Mary Higgins Clark

But, back to the Expo. Every year, usually in Manhattan, most everyone in the publishing industry attends this three-day book festival to promote new books, new publishers, new writers, or new gadgets. It’s librarian “heaven,” as representatives are feted big time with their own comfy rest area, special events, and discounted prices for bulk orders. Lines are the norm as popular book giants like John Grisham, Scott Turow, Mary Higgins Clark, and Lemony Snicket signed copies of their latest, or in the case of astronaut Scott Kelly, a picture souvenir in anticipation of his upcoming memoir.

Neil Patrick Harris

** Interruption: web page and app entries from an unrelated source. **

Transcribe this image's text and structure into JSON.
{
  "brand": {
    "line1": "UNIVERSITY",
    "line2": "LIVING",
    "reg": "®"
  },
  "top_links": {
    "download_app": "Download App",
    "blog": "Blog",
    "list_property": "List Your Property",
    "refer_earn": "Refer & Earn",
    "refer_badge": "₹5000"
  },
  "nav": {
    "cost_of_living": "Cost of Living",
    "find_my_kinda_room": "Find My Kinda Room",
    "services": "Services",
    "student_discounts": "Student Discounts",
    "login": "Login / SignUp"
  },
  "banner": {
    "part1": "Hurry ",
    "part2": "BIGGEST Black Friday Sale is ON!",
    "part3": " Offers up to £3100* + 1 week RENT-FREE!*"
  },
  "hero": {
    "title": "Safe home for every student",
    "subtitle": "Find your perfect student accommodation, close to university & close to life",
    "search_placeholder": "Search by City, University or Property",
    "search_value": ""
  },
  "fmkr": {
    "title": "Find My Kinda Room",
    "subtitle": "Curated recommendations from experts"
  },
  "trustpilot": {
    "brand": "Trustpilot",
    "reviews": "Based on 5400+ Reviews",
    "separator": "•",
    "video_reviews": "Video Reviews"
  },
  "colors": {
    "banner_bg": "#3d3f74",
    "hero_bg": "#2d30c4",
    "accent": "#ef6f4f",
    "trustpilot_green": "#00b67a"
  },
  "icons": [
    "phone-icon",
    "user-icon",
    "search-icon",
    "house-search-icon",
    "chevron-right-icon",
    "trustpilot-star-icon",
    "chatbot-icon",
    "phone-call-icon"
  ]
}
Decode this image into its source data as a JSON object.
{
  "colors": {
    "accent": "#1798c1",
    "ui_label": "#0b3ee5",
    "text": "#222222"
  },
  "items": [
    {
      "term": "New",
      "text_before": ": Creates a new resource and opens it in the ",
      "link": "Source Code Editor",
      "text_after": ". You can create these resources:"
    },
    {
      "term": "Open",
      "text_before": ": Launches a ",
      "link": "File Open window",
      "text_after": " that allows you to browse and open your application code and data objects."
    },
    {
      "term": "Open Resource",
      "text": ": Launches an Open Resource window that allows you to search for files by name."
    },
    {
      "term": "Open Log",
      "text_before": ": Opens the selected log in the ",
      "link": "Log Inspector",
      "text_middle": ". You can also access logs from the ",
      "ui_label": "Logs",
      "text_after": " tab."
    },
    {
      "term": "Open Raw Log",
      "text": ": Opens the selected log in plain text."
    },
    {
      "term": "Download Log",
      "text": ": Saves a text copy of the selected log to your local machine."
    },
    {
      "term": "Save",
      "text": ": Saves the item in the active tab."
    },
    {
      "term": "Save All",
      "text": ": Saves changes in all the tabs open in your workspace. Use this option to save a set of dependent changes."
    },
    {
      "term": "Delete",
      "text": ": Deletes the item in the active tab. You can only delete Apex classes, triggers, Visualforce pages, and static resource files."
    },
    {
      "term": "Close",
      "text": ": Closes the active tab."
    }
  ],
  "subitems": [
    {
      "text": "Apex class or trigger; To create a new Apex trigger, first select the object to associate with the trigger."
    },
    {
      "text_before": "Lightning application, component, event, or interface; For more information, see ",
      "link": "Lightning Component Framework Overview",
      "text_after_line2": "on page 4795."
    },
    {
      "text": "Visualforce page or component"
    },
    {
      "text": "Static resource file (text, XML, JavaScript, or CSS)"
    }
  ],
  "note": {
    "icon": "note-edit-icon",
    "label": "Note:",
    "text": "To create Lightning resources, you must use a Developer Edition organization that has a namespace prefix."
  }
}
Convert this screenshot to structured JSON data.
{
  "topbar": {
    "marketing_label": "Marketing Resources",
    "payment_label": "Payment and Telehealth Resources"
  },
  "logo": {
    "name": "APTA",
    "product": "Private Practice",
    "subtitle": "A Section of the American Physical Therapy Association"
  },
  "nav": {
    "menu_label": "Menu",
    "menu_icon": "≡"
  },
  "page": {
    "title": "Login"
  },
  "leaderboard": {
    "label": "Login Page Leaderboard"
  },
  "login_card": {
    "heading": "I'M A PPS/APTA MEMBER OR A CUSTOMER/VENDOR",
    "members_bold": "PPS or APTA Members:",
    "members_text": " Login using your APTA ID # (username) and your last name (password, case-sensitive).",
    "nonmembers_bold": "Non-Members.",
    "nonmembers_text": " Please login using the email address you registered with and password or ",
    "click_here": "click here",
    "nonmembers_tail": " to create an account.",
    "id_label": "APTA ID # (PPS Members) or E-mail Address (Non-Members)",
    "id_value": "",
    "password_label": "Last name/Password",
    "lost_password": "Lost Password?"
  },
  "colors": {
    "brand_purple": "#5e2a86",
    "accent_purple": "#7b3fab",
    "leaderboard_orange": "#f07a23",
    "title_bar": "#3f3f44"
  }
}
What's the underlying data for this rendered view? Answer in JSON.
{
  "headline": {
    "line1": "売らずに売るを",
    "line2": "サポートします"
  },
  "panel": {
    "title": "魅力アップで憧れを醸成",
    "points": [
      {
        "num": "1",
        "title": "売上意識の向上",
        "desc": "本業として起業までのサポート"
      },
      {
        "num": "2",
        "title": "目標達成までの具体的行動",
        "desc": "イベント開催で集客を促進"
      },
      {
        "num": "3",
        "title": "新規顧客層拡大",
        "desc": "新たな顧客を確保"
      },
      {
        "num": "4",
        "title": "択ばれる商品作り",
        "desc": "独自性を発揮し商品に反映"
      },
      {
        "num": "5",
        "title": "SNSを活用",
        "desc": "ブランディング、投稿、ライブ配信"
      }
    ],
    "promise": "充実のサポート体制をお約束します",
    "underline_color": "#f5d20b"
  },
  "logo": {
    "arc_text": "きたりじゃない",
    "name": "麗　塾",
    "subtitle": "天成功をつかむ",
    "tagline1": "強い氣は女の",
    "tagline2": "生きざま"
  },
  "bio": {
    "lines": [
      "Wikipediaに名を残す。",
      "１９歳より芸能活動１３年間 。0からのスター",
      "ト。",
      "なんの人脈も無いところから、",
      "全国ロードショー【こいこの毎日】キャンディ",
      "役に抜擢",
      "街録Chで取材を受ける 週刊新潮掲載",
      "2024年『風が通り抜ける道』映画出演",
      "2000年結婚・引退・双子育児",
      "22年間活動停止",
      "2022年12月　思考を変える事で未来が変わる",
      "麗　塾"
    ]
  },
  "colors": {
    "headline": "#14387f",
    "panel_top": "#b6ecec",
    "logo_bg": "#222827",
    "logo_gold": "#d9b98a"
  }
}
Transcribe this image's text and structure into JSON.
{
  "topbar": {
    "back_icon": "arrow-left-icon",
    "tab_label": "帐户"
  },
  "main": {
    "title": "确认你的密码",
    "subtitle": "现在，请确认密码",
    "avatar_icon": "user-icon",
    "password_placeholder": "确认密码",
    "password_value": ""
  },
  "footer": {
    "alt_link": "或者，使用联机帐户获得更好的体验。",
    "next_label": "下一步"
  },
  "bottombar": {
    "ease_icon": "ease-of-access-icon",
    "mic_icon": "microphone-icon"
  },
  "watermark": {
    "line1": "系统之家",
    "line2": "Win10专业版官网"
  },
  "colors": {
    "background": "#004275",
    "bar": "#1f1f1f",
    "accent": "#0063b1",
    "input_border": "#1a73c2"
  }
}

Since the mid-2000s, there has been less and less exhibitors each year, and the poor new exhibitors are always relegated to the Siberia of the immense Javits’ main floor.  The printed material handed out to inform press and attendees is not as helpful as it used to be when short blurbs of the books being given away were included.  If anything, the Book Expo’s event booklet has the opportunity to show the need for printed material.  For instance, at any one time, there may be 50 books being handed out either at autograph tables, or specific exhibitor booths.  How does one decide which book to get?  If you’re a librarian making purchases for the YA market, you’re out of luck, unless you physically go to the booth to see the book.  The frenzy of the event makes the app, which involves four “click-ons” to get to the book blurb, frustrating and annoying.   (Plus, though there are charging stations, most of us would want to save precious cell phone battery for picture-taking, and keeping up with colleagues rather than sit for half an hour while the phone recharges.)

Maria Shriver

However, I’m not here to bash this wonderful, much looked-forward-to event.  Other highlights of the annual event include the quest for the hottest tote bags, like Capstone’s “I love reading” heavy duty bag, and the McGraw-Hill’s blood red bag, zippered and super-sized.  Once a good collection of bags are dangling from our shoulders, the quest begins for books and more books autographed by the author, where possible.  Some require tickets, like Neil Patrick Harris’ The Magic Misfits, Mary Higgins Clark’s new release All By Myself, Alone, and Nelson DeMille’s The Cuban Affair.  The one surprise was Maria Shriver’s Color Your Mind: A Coloring Book for those with Alzheimer’s and getting thisclose to a Kennedy relativeBesides the books, there are lectures and panels throughout the day on subjects ranging from “how to build your author platform,” to the Monks of New Skete (with doggies in tow) who spoke about their successful dog-training tips and stories, all featured in their collection of books and training videos.   Ed Asner appeared with Lawrence O’Donnell to discuss their new politically-slanted books; Alan Alda and James Patterson appeared at the Audio Publishers Association tea geared to librarians.

BookCon 2017, a similar event specifically for the public happens the two days immediately following the Expo, and was only introduced in recent years.  Something is telling me that both events will eventually morph into one to cut costs and allow exhibitors to get more bang for the pricey exhibitor bucks.  However, one thing is clear, we are reading and writing more than ever, we’re still all very excited about books.  And, at the end of the day, for those that love them, that’s the best news ever.